Start of DATA PROVIDED

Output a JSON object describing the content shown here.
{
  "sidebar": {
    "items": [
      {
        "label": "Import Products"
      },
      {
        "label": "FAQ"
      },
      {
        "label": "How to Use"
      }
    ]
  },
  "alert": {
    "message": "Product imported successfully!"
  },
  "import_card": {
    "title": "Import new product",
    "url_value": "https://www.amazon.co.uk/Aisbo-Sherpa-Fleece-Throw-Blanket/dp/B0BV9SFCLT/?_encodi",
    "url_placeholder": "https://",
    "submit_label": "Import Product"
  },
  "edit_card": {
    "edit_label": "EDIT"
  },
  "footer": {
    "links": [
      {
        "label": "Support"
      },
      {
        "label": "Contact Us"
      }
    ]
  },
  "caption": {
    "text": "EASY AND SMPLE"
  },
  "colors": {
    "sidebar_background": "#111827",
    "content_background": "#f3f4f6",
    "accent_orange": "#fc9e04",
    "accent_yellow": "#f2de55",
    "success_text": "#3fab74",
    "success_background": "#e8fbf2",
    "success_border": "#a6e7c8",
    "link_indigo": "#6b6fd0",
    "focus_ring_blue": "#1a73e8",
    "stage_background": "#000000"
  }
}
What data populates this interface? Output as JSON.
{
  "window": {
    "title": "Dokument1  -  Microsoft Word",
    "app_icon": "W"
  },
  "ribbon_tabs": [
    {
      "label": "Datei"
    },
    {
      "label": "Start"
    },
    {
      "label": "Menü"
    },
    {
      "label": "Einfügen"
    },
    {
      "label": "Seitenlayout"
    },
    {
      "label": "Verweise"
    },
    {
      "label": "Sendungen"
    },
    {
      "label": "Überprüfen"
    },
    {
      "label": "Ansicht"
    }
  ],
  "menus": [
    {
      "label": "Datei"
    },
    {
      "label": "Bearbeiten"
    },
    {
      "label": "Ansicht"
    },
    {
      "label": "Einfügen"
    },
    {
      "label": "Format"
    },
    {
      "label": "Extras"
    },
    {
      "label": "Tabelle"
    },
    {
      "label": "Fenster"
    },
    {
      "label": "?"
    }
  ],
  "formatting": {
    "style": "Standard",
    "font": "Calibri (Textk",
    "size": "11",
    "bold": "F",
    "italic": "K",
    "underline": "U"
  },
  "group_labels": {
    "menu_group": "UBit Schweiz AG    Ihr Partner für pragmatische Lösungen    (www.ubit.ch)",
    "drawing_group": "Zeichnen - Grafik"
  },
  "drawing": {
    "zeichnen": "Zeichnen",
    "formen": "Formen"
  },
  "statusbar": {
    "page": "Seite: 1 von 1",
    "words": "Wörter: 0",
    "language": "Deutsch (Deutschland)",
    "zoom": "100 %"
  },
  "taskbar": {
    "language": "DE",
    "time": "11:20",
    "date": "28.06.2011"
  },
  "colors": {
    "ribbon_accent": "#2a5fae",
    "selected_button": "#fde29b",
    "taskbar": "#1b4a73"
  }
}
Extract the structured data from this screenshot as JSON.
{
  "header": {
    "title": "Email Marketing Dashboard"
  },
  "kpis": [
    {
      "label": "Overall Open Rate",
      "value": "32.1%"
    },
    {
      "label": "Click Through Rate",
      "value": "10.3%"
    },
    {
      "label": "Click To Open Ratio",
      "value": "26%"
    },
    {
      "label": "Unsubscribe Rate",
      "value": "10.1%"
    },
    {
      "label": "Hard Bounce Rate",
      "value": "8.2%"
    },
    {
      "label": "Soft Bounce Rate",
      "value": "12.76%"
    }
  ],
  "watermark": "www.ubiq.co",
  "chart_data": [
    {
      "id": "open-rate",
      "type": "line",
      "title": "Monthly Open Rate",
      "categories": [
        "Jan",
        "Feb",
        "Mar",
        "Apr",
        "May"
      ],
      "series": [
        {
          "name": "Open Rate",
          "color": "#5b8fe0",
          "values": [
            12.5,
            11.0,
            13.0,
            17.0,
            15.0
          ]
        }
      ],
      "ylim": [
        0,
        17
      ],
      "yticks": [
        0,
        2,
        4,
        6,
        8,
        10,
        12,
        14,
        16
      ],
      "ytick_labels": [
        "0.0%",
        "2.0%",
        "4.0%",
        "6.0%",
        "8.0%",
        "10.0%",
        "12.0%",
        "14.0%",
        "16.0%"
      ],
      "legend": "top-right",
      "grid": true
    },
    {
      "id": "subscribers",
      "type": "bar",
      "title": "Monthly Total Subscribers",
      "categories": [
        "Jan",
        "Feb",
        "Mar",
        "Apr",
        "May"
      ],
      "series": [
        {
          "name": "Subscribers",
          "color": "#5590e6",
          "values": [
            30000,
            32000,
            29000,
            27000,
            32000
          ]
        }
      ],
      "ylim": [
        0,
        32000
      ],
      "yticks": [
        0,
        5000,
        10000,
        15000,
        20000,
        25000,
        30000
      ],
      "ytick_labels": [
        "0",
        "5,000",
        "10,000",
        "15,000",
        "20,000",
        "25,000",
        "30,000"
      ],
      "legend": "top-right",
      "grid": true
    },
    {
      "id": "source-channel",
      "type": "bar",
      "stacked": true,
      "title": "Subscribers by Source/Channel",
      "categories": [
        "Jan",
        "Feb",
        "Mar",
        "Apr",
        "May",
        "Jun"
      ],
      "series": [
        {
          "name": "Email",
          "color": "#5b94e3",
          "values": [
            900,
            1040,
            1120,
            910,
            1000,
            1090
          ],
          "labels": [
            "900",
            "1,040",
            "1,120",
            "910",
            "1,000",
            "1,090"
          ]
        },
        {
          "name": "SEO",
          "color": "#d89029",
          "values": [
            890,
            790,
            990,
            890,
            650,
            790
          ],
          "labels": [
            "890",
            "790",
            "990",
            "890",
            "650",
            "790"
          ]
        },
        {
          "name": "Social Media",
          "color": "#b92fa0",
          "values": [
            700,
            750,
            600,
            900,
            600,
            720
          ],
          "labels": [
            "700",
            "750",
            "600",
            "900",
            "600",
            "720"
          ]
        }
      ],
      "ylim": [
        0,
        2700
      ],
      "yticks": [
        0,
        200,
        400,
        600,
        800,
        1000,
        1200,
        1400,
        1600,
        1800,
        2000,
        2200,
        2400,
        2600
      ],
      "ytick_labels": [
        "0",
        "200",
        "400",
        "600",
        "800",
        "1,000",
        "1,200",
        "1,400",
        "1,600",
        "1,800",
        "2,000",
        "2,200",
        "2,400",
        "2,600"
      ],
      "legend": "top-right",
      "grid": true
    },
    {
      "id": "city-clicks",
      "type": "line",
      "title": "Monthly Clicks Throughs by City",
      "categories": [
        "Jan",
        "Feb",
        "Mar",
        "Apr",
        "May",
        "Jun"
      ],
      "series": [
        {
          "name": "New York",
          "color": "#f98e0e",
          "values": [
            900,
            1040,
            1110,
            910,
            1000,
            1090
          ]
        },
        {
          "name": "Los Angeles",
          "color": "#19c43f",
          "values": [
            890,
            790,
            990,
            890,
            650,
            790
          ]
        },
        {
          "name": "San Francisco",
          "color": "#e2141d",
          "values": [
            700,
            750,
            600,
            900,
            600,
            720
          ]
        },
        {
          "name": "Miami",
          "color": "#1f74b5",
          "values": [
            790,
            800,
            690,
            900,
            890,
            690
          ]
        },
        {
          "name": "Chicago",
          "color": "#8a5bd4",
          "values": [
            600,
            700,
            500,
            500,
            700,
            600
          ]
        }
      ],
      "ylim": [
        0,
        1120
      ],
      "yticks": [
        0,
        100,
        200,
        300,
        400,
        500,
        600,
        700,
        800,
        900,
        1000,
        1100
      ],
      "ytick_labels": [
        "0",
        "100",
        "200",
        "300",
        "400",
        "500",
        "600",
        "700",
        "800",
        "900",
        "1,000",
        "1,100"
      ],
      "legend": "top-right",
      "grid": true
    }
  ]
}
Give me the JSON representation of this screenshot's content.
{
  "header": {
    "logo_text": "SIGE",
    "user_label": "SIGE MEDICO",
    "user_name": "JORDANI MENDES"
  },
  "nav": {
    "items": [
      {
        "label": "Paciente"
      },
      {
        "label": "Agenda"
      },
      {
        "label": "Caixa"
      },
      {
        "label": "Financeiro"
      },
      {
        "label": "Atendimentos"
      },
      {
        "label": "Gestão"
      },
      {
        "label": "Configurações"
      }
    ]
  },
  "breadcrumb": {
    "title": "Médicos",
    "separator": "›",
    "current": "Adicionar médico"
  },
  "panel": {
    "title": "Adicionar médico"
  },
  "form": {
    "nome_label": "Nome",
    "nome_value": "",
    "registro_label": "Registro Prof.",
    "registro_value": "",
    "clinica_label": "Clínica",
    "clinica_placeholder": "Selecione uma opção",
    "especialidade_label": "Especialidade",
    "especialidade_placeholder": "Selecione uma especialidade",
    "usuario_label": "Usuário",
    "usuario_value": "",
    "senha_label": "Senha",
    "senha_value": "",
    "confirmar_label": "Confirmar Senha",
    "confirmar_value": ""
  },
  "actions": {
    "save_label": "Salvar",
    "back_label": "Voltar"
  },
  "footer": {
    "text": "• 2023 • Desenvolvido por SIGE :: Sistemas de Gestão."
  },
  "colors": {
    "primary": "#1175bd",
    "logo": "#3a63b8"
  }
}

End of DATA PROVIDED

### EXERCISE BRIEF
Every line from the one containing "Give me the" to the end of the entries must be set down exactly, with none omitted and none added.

### RESULT OF THE EXERCISE
Give me the JSON representation of this screenshot's content.
{
  "header": {
    "logo_text": "SIGE",
    "user_label": "SIGE MEDICO",
    "user_name": "JORDANI MENDES"
  },
  "nav": {
    "items": [
      {
        "label": "Paciente"
      },
      {
        "label": "Agenda"
      },
      {
        "label": "Caixa"
      },
      {
        "label": "Financeiro"
      },
      {
        "label": "Atendimentos"
      },
      {
        "label": "Gestão"
      },
      {
        "label": "Configurações"
      }
    ]
  },
  "breadcrumb": {
    "title": "Médicos",
    "separator": "›",
    "current": "Adicionar médico"
  },
  "panel": {
    "title": "Adicionar médico"
  },
  "form": {
    "nome_label": "Nome",
    "nome_value": "",
    "registro_label": "Registro Prof.",
    "registro_value": "",
    "clinica_label": "Clínica",
    "clinica_placeholder": "Selecione uma opção",
    "especialidade_label": "Especialidade",
    "especialidade_placeholder": "Selecione uma especialidade",
    "usuario_label": "Usuário",
    "usuario_value": "",
    "senha_label": "Senha",
    "senha_value": "",
    "confirmar_label": "Confirmar Senha",
    "confirmar_value": ""
  },
  "actions": {
    "save_label": "Salvar",
    "back_label": "Voltar"
  },
  "footer": {
    "text": "• 2023 • Desenvolvido por SIGE :: Sistemas de Gestão."
  },
  "colors": {
    "primary": "#1175bd",
    "logo": "#3a63b8"
  }
}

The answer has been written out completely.